As you may recall from our January column, we reported that our local housing market was chugging along and continued to remain stable. Although sales volume was trending down, home values were up slightly in San Pedro and much of the South Bay. The outlook for 2020, based on projections from the California Association of Realtors® (C.A.R.), was for more of the same with a slight uptick in volume and an increase in housing prices upward of 3%.
Then came that memorable day, March 12 to be exact, when life as we knew it was suddenly upended by the COVID-19 pandemic. Chaos ensued over the coming weeks, with many sectors of our economy paralyzed with panic and uncertainty. This was certainly the case for the real estate industry and our local housing market. It would stand to reason that, with all the craziness the United States was faced with, not even the durability of real estate would go untested over the near term. Lenders became extremely cautious, with many jumbo non-conforming loan originators (loans above $765,600) freezing funding altogether.
How would a downturn not be inevitable with our economy coming to a screeching halt, massive job losses, and real estate not even considered an essential service initially?
As April approached, the real estate industry caught a break and made some significant adjustments. For starters, the State of California, including the City and County of Los Angeles, deemed real estate services essential. This was a no-brainer and should have been the case from the get-go. Additionally, C.A.R. leadership worked swiftly to create “Best Practices Guidelines” during the pandemic that would be adopted by the industry to ensure the safety of sellers, buyers, agents, and third-party services. These key adjustments, coupled with an industry that worked diligently to adapt to the new normal, have been paramount to keeping our local housing market moving in the right direction during the safer at home order. The other significant factor was the favorable lending environment that has continued throughout most of the year. Jumbo non-conforming lenders slowly began lending money again, albeit with stricter qualification guidelines, and rates for conforming loans (up to $765,600) have remained under 3.5% for much of the year.

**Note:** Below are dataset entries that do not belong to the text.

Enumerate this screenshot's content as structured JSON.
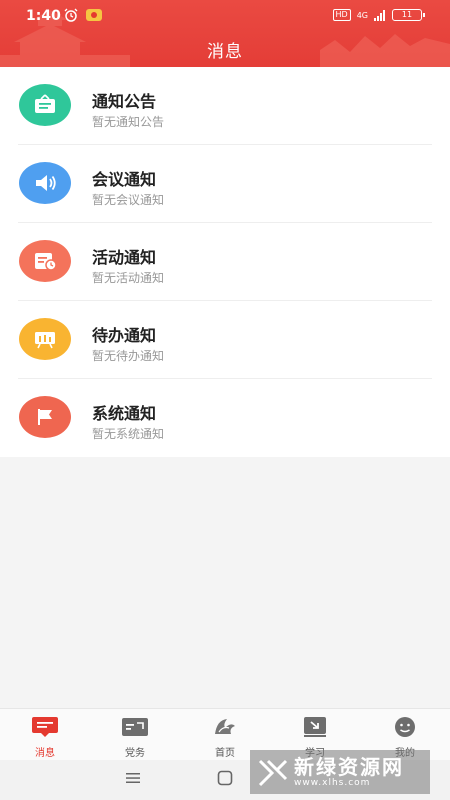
{
  "status_bar": {
    "time": "1:40",
    "network_badge": "HD",
    "signal_text": "4G",
    "battery_level": "11"
  },
  "header": {
    "title": "消息"
  },
  "messages": [
    {
      "title": "通知公告",
      "subtitle": "暂无通知公告",
      "icon": "notice-board-icon",
      "color": "#2fc79a"
    },
    {
      "title": "会议通知",
      "subtitle": "暂无会议通知",
      "icon": "speaker-icon",
      "color": "#4f9ff0"
    },
    {
      "title": "活动通知",
      "subtitle": "暂无活动通知",
      "icon": "calendar-clock-icon",
      "color": "#f4735b"
    },
    {
      "title": "待办通知",
      "subtitle": "暂无待办通知",
      "icon": "todo-board-icon",
      "color": "#f9b431"
    },
    {
      "title": "系统通知",
      "subtitle": "暂无系统通知",
      "icon": "flag-icon",
      "color": "#ef6650"
    }
  ],
  "tabs": [
    {
      "label": "消息",
      "icon": "message-icon",
      "active": true
    },
    {
      "label": "党务",
      "icon": "party-affairs-icon",
      "active": false
    },
    {
      "label": "首页",
      "icon": "home-logo-icon",
      "active": false
    },
    {
      "label": "学习",
      "icon": "study-icon",
      "active": false
    },
    {
      "label": "我的",
      "icon": "profile-face-icon",
      "active": false
    }
  ],
  "watermark": {
    "main": "新绿资源网",
    "sub": "www.xlhs.com"
  },
  "colors": {
    "brand_red": "#e4392f",
    "active_tab": "#e4392f"
  }
}
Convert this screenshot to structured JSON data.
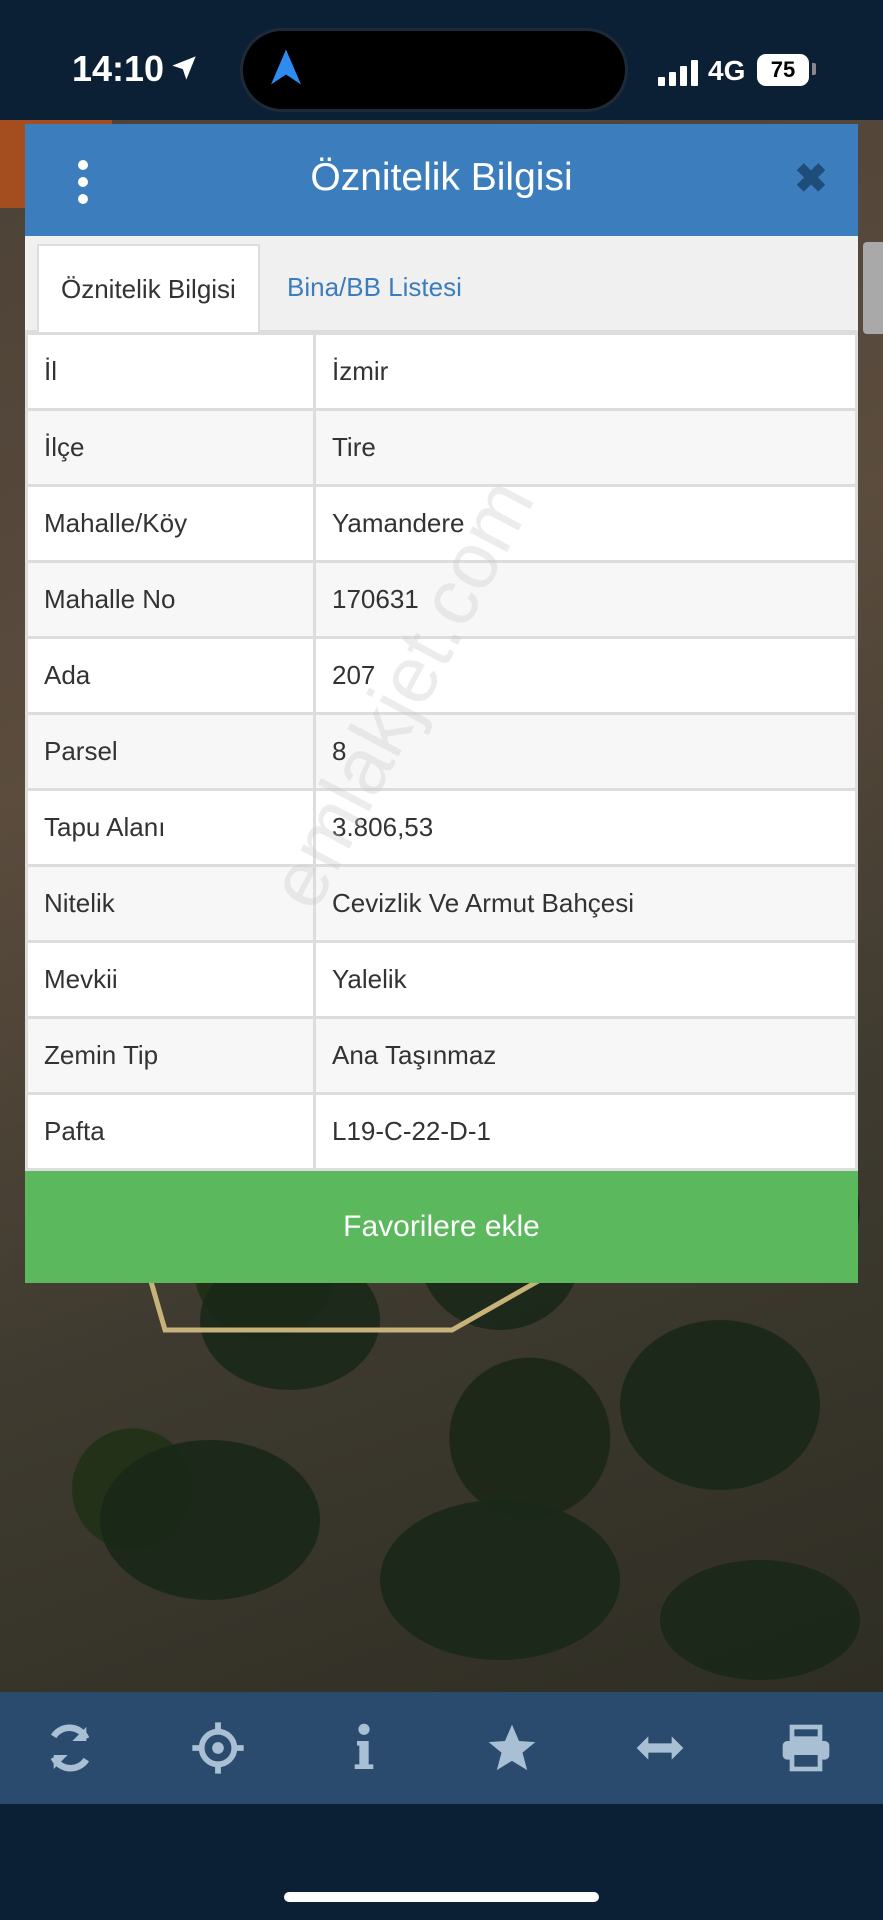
{
  "status": {
    "time": "14:10",
    "network": "4G",
    "battery": "75"
  },
  "modal": {
    "title": "Öznitelik Bilgisi",
    "close_glyph": "✖",
    "tabs": [
      {
        "label": "Öznitelik Bilgisi",
        "active": true
      },
      {
        "label": "Bina/BB Listesi",
        "active": false
      }
    ],
    "rows": [
      {
        "key": "İl",
        "value": "İzmir"
      },
      {
        "key": "İlçe",
        "value": "Tire"
      },
      {
        "key": "Mahalle/Köy",
        "value": "Yamandere"
      },
      {
        "key": "Mahalle No",
        "value": "170631"
      },
      {
        "key": "Ada",
        "value": "207"
      },
      {
        "key": "Parsel",
        "value": "8"
      },
      {
        "key": "Tapu Alanı",
        "value": "3.806,53"
      },
      {
        "key": "Nitelik",
        "value": "Cevizlik Ve Armut Bahçesi"
      },
      {
        "key": "Mevkii",
        "value": "Yalelik"
      },
      {
        "key": "Zemin Tip",
        "value": "Ana Taşınmaz"
      },
      {
        "key": "Pafta",
        "value": "L19-C-22-D-1"
      }
    ],
    "favorite_button": "Favorilere ekle"
  },
  "watermark": "emlakjet.com",
  "toolbar": {
    "icons": [
      "refresh-icon",
      "locate-icon",
      "info-icon",
      "star-icon",
      "measure-icon",
      "print-icon"
    ]
  },
  "colors": {
    "header": "#3b7dbd",
    "favorite": "#5cb85c",
    "toolbar": "#2b4b6e"
  }
}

To be clear, the negative economic indicators are apparent, and many industries continue to struggle. Massive unemployment, a decline in consumer ability to purchase goods and services, and a decline in tourism and travel as well as other sectors, continue to be major concerns for our economy going forward. However, our local real estate market has remained fairly resilient since the pandemic hit in March. In San Pedro, there were 73 single-family residence (SFR) sales from March through May 2020 (based on local MLS statistics). This was up approximately 1% from the same period during the previous year. The average sales price during the same period was approximately $753,000, which was up nearly 3%. Days on Market (DOM) for home sales was 39 days, which was up approximately 10%. In Rancho Palos Verdes, there were 76 SFR sales from March through May 2020. This was down approximately 24% from the year prior. The average sales price of $1,614M was down approximately 1.5% during the same period, and 51 DOM was virtually unchanged from the prior year. In the South Bay as a whole, there were 747 SFR sales, which was down approximately 31% from March through May during the previous year. However, the average sales price of $1,246M was up approximately 3% and the average DOM was 29, which was 10 days less than the year prior.

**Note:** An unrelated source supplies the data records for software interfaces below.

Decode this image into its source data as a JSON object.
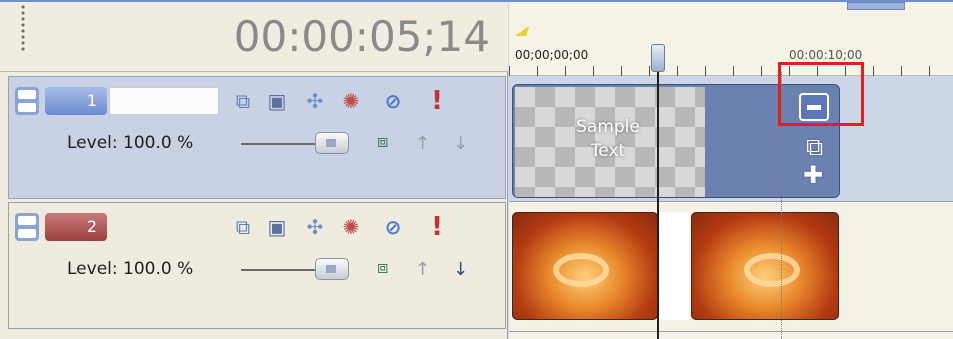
{
  "header": {
    "timecode": "00:00:05;14"
  },
  "ruler": {
    "label_start": "00;00;00;00",
    "label_end": "00:00:10;00"
  },
  "tracks": [
    {
      "number": "1",
      "name": "",
      "level": "Level: 100.0 %",
      "level_value": 1.0
    },
    {
      "number": "2",
      "name": "",
      "level": "Level: 100.0 %",
      "level_value": 1.0
    }
  ],
  "clips": {
    "text_clip_label_1": "Sample",
    "text_clip_label_2": "Text"
  },
  "icons": {
    "track_tools": [
      "mask-icon",
      "compositing-icon",
      "track-motion-icon",
      "track-fx-icon",
      "mute-icon",
      "solo-icon"
    ],
    "clip_handles": [
      "collapse-icon",
      "crop-icon",
      "pan-icon"
    ]
  },
  "colors": {
    "highlight": "#e21e1e",
    "track1": "#6b8ad0",
    "track2": "#9c3f3f"
  }
}
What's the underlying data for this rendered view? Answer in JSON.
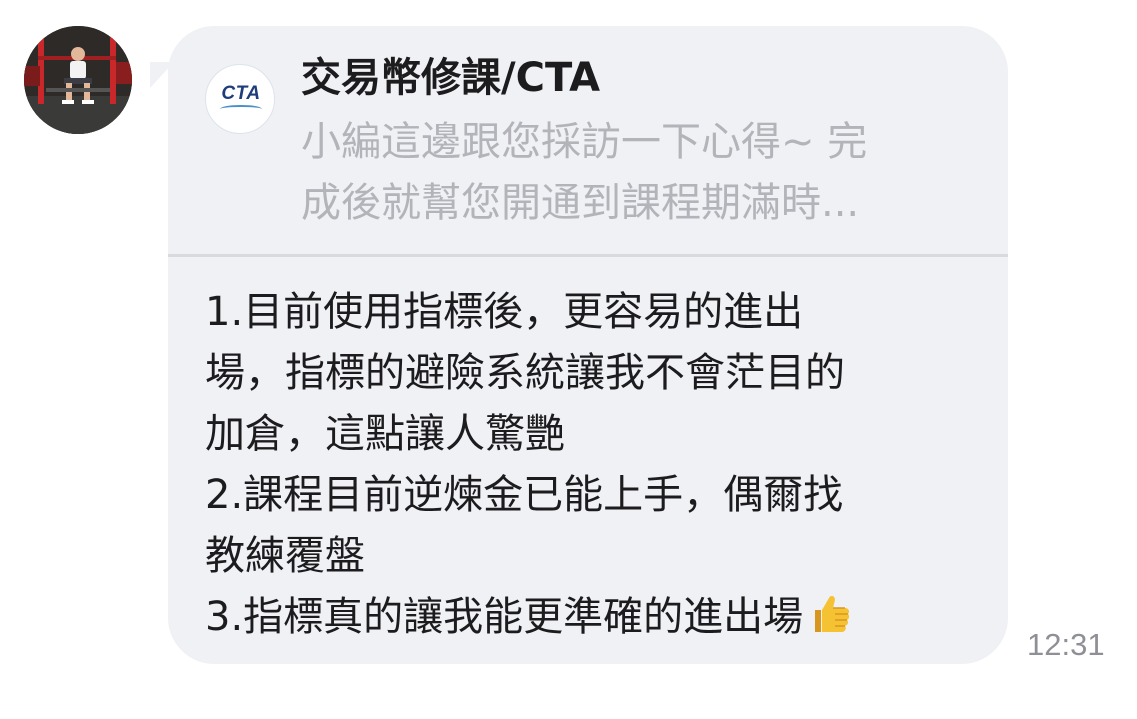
{
  "chat": {
    "sender_avatar": "gym-photo-avatar",
    "reply": {
      "sender": "交易幣修課/CTA",
      "logo_text": "CTA",
      "preview_lines": [
        "小編這邊跟您採訪一下心得~ 完",
        "成後就幫您開通到課程期滿時..."
      ]
    },
    "message_lines": [
      "1.目前使用指標後，更容易的進出",
      "場，指標的避險系統讓我不會茫目的",
      "加倉，這點讓人驚艷",
      "2.課程目前逆煉金已能上手，偶爾找",
      "教練覆盤",
      "3.指標真的讓我能更準確的進出場"
    ],
    "emoji": "thumbs-up-icon",
    "timestamp": "12:31"
  },
  "colors": {
    "bubble_bg": "#f0f1f4",
    "preview_text": "#b2b4ba",
    "body_text": "#1c1c1e",
    "timestamp": "#8e9096",
    "logo_blue": "#1f3d7a"
  }
}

What’s the outlook for our local real estate market for the remainder of 2020? A continued decline in home sales volume is anticipated. However, favorable mortgage rates and a tight inventory environment are expected to keep prices fairly stable. Overall, real estate is expected to remain a safe investment and should be one of the bright spots in our economy. spt